However gridded inlets aren't intrinsically impossible. The F117 has
them to prevent radar from being reflected from the engine front. They
are aerodynamically inefficient, but that's the price you have to pay
for stealth. 

Tommy Tyrberg

-----Ursprungligt meddelande-----
Från: owner-DINOSAUR@usc.edu [mailto:owner-DINOSAUR@usc.edu] För Richard
W. Travsky
Skickat: den 23 mars 2009 16:53
Till: dinosaur@usc.edu
Ämne: Re: SV: Birds vs. Jets

On Sun, 22 Mar 2009, Tommy Tyrberg wrote:
> It would have to be very robust, otherwise it would be much more
> dangerous than the birds.
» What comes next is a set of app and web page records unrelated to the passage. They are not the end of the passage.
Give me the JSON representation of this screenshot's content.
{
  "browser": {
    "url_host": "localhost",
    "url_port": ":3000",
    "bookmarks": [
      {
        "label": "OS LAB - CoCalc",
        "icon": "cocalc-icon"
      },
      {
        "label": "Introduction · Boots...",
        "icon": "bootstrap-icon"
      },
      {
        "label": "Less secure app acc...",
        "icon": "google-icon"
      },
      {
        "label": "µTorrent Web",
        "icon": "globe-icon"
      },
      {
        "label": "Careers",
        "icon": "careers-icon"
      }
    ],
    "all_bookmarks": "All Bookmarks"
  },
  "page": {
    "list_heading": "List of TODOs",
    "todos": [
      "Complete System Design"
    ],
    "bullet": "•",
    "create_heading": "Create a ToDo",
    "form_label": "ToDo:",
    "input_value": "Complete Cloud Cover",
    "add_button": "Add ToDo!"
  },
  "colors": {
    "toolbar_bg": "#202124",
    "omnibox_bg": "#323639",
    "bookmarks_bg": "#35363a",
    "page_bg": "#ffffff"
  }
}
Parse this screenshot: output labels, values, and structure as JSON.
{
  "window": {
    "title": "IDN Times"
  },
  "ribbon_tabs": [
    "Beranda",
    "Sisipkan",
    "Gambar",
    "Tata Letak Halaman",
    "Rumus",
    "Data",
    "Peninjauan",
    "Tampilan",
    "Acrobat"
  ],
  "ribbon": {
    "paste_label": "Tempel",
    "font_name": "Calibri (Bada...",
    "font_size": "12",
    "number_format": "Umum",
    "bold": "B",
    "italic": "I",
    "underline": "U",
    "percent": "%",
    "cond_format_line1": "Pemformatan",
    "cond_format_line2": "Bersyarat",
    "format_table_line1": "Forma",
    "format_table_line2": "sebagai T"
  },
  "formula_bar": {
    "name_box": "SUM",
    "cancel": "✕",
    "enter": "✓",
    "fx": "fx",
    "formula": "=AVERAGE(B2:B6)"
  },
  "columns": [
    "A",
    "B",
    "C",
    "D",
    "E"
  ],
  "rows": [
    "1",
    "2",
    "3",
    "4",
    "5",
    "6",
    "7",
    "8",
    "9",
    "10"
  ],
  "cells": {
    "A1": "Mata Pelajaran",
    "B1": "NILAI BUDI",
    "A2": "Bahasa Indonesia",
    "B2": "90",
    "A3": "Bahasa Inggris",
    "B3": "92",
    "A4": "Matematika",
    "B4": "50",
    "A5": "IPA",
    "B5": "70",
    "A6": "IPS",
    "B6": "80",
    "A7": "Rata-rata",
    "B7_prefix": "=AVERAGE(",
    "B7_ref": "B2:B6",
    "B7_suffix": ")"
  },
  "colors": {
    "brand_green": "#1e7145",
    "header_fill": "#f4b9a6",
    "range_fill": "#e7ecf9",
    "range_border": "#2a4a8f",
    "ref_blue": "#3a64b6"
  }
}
Also it must not disturb the airstream
> appreciably, jet engines being pretty sensitive to inlet turbulence.
> Also consider how large it would have to be. You can pull a DC3
> (minus wings and fins) through a modern jet-engine pod.
> So, no it's not practical, though detachable grids have been used on
> military aircraft to prevent accidents on ground.

You'd also have to consider the extra weight and effect on fuel economy.

Aerodynamically, the old SR71 had conical inlets, so thatmaspect of it
might pass ok...

> -----Ursprungligt meddelande-----
> Från: owner-DINOSAUR@usc.edu [mailto:owner-DINOSAUR@usc.edu] För Mark
> Hallett
> Skickat: den 20 mars 2009 21:28
> Going back to a related issue-- medium-large birds getting sucked into
> jet engine intakes-- would it not be possible to design an
> convex metal grid covering the intake that could deflect bird
> and yet withstand the force of the  engine's suction and not obstruct
> it? Sort of like a steam locomotive's "cow catcher". --Mark